_Work to be completed:_ Every entry below has to appear again in your reply, word for word, but no picture may.

(Website and app data records)
# # #
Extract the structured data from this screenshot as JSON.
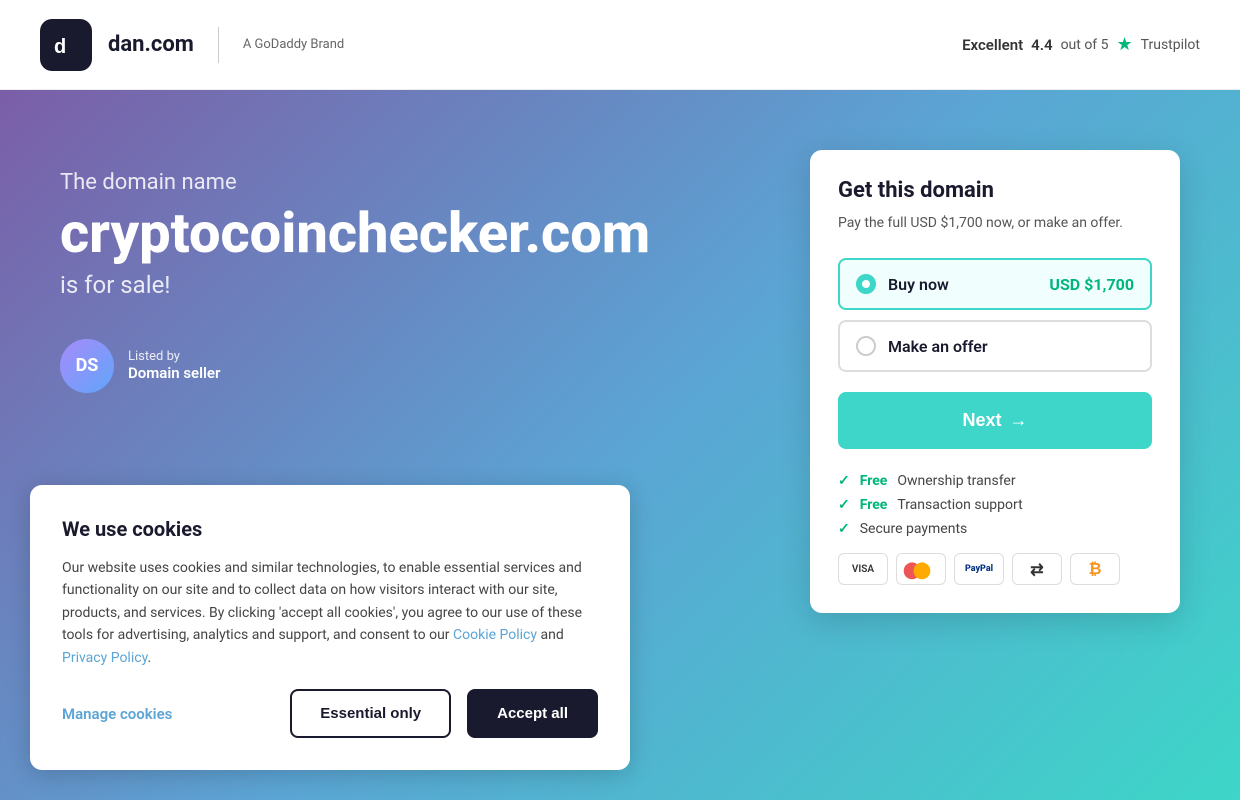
{
  "header": {
    "logo_text": "dan.com",
    "logo_icon_text": "d",
    "godaddy_text": "A GoDaddy Brand",
    "trustpilot": {
      "label": "Excellent",
      "score": "4.4",
      "out_of": "out of 5",
      "brand": "Trustpilot"
    }
  },
  "hero": {
    "subtitle": "The domain name",
    "domain": "cryptocoinchecker.com",
    "sale_text": "is for sale!",
    "seller": {
      "initials": "DS",
      "listed_by": "Listed by",
      "name": "Domain seller"
    }
  },
  "card": {
    "title": "Get this domain",
    "subtitle": "Pay the full USD $1,700 now, or make an offer.",
    "options": [
      {
        "label": "Buy now",
        "price": "USD $1,700",
        "selected": true
      },
      {
        "label": "Make an offer",
        "price": "",
        "selected": false
      }
    ],
    "next_button": "Next",
    "next_arrow": "→",
    "benefits": [
      {
        "free": true,
        "text": "Ownership transfer"
      },
      {
        "free": true,
        "text": "Transaction support"
      },
      {
        "free": false,
        "text": "Secure payments"
      }
    ],
    "payment_icons": [
      "VISA",
      "●●",
      "PayPal",
      "⇄",
      "₿"
    ]
  },
  "cookie_banner": {
    "title": "We use cookies",
    "body": "Our website uses cookies and similar technologies, to enable essential services and functionality on our site and to collect data on how visitors interact with our site, products, and services. By clicking 'accept all cookies', you agree to our use of these tools for advertising, analytics and support, and consent to our",
    "cookie_policy_link": "Cookie Policy",
    "and_text": "and",
    "privacy_policy_link": "Privacy Policy",
    "period": ".",
    "manage_label": "Manage cookies",
    "essential_label": "Essential only",
    "accept_label": "Accept all"
  }
}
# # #
_The completed task:_
Extract the structured data from this screenshot as JSON.
{
  "header": {
    "logo_text": "dan.com",
    "logo_icon_text": "d",
    "godaddy_text": "A GoDaddy Brand",
    "trustpilot": {
      "label": "Excellent",
      "score": "4.4",
      "out_of": "out of 5",
      "brand": "Trustpilot"
    }
  },
  "hero": {
    "subtitle": "The domain name",
    "domain": "cryptocoinchecker.com",
    "sale_text": "is for sale!",
    "seller": {
      "initials": "DS",
      "listed_by": "Listed by",
      "name": "Domain seller"
    }
  },
  "card": {
    "title": "Get this domain",
    "subtitle": "Pay the full USD $1,700 now, or make an offer.",
    "options": [
      {
        "label": "Buy now",
        "price": "USD $1,700",
        "selected": true
      },
      {
        "label": "Make an offer",
        "price": "",
        "selected": false
      }
    ],
    "next_button": "Next",
    "next_arrow": "→",
    "benefits": [
      {
        "free": true,
        "text": "Ownership transfer"
      },
      {
        "free": true,
        "text": "Transaction support"
      },
      {
        "free": false,
        "text": "Secure payments"
      }
    ],
    "payment_icons": [
      "VISA",
      "●●",
      "PayPal",
      "⇄",
      "₿"
    ]
  },
  "cookie_banner": {
    "title": "We use cookies",
    "body": "Our website uses cookies and similar technologies, to enable essential services and functionality on our site and to collect data on how visitors interact with our site, products, and services. By clicking 'accept all cookies', you agree to our use of these tools for advertising, analytics and support, and consent to our",
    "cookie_policy_link": "Cookie Policy",
    "and_text": "and",
    "privacy_policy_link": "Privacy Policy",
    "period": ".",
    "manage_label": "Manage cookies",
    "essential_label": "Essential only",
    "accept_label": "Accept all"
  }
}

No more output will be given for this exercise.